WHAT YOU WILL DO: The answer is the full set of records, given again exactly and without images.

RAW DATA:
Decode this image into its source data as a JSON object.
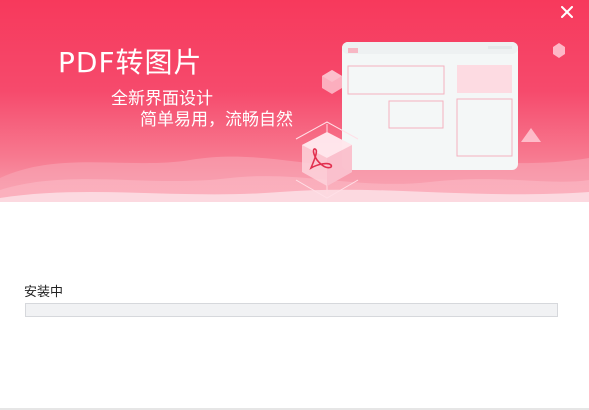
{
  "banner": {
    "title": "PDF转图片",
    "subtitle_line1": "全新界面设计",
    "subtitle_line2": "简单易用，流畅自然"
  },
  "window_controls": {
    "close_icon": "close-icon"
  },
  "install": {
    "status_text": "安装中",
    "progress_fraction": 0
  },
  "colors": {
    "brand": "#f54a6a",
    "banner_top": "#f7395c",
    "banner_bottom": "#f8a3b1",
    "track": "#f1f2f4"
  }
}
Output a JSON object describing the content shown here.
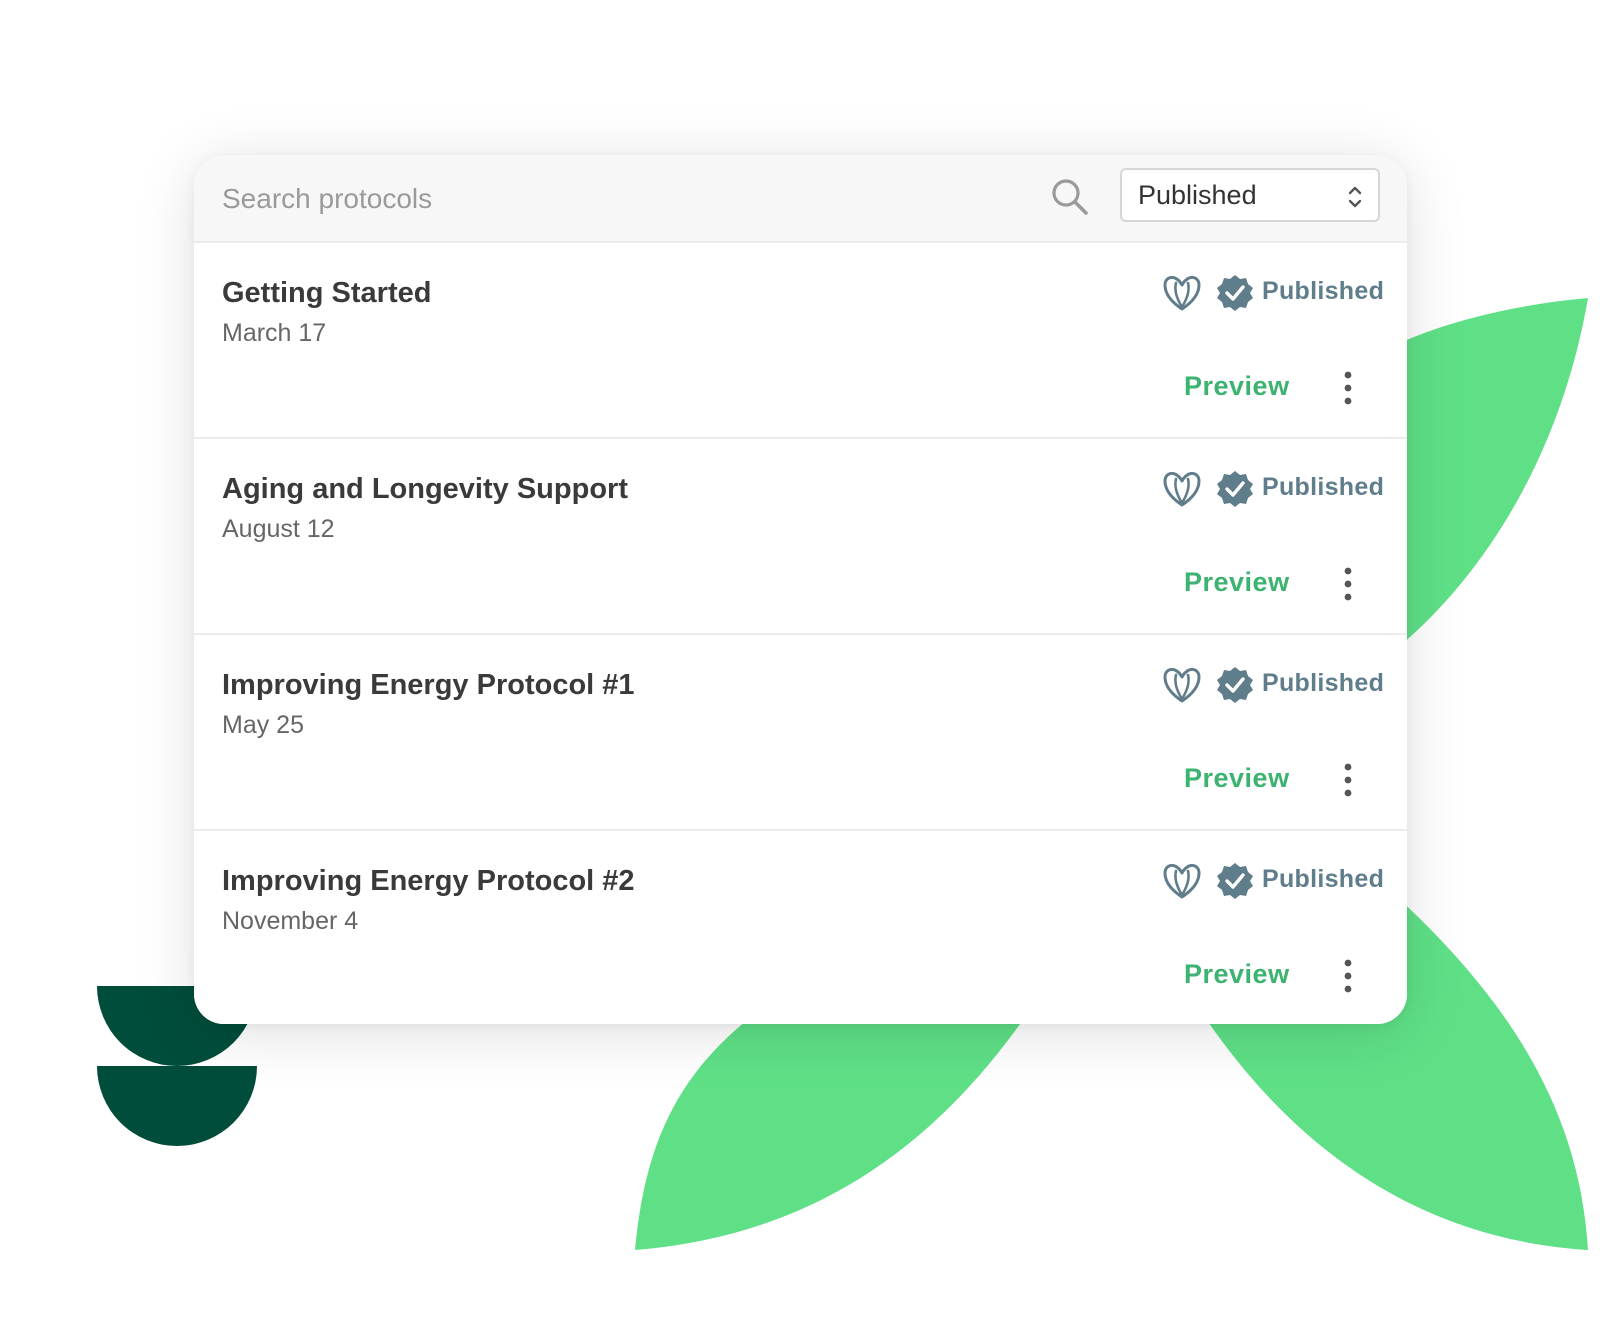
{
  "search": {
    "placeholder": "Search protocols"
  },
  "filter": {
    "selected": "Published"
  },
  "colors": {
    "accent_green": "#3cb371",
    "decor_green": "#5fe087",
    "decor_dark": "#004d3b",
    "status_gray": "#607d8b"
  },
  "protocols": [
    {
      "title": "Getting Started",
      "date": "March 17",
      "status": "Published",
      "preview_label": "Preview"
    },
    {
      "title": "Aging and Longevity Support",
      "date": "August 12",
      "status": "Published",
      "preview_label": "Preview"
    },
    {
      "title": "Improving Energy Protocol #1",
      "date": "May 25",
      "status": "Published",
      "preview_label": "Preview"
    },
    {
      "title": "Improving Energy Protocol #2",
      "date": "November 4",
      "status": "Published",
      "preview_label": "Preview"
    }
  ],
  "icons": {
    "search": "search-icon",
    "select_arrows": "chevron-updown-icon",
    "leaf": "leaf-heart-icon",
    "verified": "verified-badge-icon",
    "more": "more-vertical-icon"
  }
}
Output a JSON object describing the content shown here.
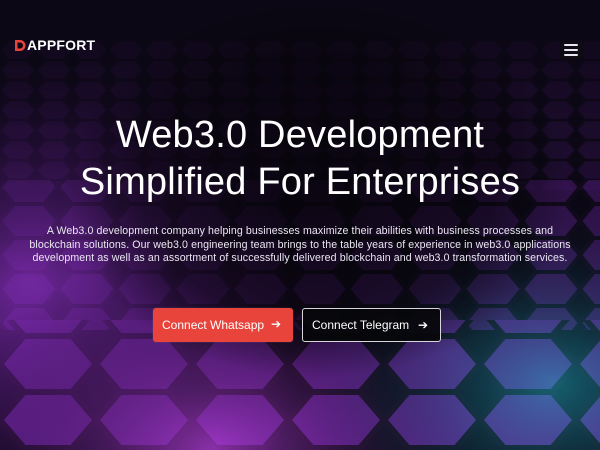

WORKED SOLUTION:
Decode this image into its source data as a JSON object.
{
  "banner": {
    "title": "PDF转图片",
    "subtitle_line1": "全新界面设计",
    "subtitle_line2": "简单易用，流畅自然"
  },
  "window_controls": {
    "close_icon": "close-icon"
  },
  "install": {
    "status_text": "安装中",
    "progress_fraction": 0
  },
  "colors": {
    "brand": "#f54a6a",
    "banner_top": "#f7395c",
    "banner_bottom": "#f8a3b1",
    "track": "#f1f2f4"
  }
}
Output a JSON object describing the content shown here.
{
  "search": {
    "placeholder": "Search protocols"
  },
  "filter": {
    "selected": "Published"
  },
  "colors": {
    "accent_green": "#3cb371",
    "decor_green": "#5fe087",
    "decor_dark": "#004d3b",
    "status_gray": "#607d8b"
  },
  "protocols": [
    {
      "title": "Getting Started",
      "date": "March 17",
      "status": "Published",
      "preview_label": "Preview"
    },
    {
      "title": "Aging and Longevity Support",
      "date": "August 12",
      "status": "Published",
      "preview_label": "Preview"
    },
    {
      "title": "Improving Energy Protocol #1",
      "date": "May 25",
      "status": "Published",
      "preview_label": "Preview"
    },
    {
      "title": "Improving Energy Protocol #2",
      "date": "November 4",
      "status": "Published",
      "preview_label": "Preview"
    }
  ],
  "icons": {
    "search": "search-icon",
    "select_arrows": "chevron-updown-icon",
    "leaf": "leaf-heart-icon",
    "verified": "verified-badge-icon",
    "more": "more-vertical-icon"
  }
}
Output a JSON object describing the content shown here.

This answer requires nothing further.